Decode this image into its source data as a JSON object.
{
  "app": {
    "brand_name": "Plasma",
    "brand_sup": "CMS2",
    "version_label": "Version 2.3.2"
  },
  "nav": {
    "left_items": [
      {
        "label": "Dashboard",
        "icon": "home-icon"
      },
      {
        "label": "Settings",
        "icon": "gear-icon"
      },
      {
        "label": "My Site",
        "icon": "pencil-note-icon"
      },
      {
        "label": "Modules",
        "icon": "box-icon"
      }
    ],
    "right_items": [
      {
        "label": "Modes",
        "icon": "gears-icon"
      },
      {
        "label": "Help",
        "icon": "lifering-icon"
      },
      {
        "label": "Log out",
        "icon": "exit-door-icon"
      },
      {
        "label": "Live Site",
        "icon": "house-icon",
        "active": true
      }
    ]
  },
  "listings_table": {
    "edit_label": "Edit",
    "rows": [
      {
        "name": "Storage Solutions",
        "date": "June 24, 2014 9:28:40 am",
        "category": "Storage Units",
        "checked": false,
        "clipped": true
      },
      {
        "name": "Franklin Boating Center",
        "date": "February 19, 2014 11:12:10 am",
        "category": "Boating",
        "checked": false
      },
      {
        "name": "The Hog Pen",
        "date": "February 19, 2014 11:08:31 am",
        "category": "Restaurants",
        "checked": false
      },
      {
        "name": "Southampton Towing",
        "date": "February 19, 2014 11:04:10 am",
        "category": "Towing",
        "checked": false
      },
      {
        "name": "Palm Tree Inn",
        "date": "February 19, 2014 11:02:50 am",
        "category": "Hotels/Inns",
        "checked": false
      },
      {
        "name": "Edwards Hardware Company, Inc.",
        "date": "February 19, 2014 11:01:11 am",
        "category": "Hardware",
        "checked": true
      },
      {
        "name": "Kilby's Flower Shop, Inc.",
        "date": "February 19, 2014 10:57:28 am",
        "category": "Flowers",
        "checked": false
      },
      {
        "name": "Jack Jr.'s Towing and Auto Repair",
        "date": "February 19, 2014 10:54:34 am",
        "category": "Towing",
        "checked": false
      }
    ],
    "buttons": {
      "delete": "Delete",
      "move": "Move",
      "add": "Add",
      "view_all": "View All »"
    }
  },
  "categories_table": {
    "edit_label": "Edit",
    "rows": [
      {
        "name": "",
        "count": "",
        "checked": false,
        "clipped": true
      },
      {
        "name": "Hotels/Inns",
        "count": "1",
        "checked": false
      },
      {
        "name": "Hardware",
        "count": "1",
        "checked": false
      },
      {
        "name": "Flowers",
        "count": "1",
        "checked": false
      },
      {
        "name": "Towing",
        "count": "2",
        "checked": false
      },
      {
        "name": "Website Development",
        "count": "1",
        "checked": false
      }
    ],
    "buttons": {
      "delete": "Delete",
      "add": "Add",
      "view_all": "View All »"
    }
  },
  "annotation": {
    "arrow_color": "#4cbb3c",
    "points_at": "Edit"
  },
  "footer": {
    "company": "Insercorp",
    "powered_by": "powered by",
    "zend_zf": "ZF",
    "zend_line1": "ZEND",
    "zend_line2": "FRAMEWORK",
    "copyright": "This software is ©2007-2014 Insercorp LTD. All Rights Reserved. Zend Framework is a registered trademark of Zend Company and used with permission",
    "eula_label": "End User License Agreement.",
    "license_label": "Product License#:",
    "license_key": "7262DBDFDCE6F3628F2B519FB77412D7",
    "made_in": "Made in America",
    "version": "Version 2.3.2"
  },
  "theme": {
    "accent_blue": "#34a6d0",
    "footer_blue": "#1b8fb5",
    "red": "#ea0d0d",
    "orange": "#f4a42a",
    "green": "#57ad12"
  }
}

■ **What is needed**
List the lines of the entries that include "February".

■ **Response below**
        "date": "February 19, 2014 11:12:10 am",
        "date": "February 19, 2014 11:08:31 am",
        "date": "February 19, 2014 11:04:10 am",
        "date": "February 19, 2014 11:02:50 am",
        "date": "February 19, 2014 11:01:11 am",
        "date": "February 19, 2014 10:57:28 am",
        "date": "February 19, 2014 10:54:34 am",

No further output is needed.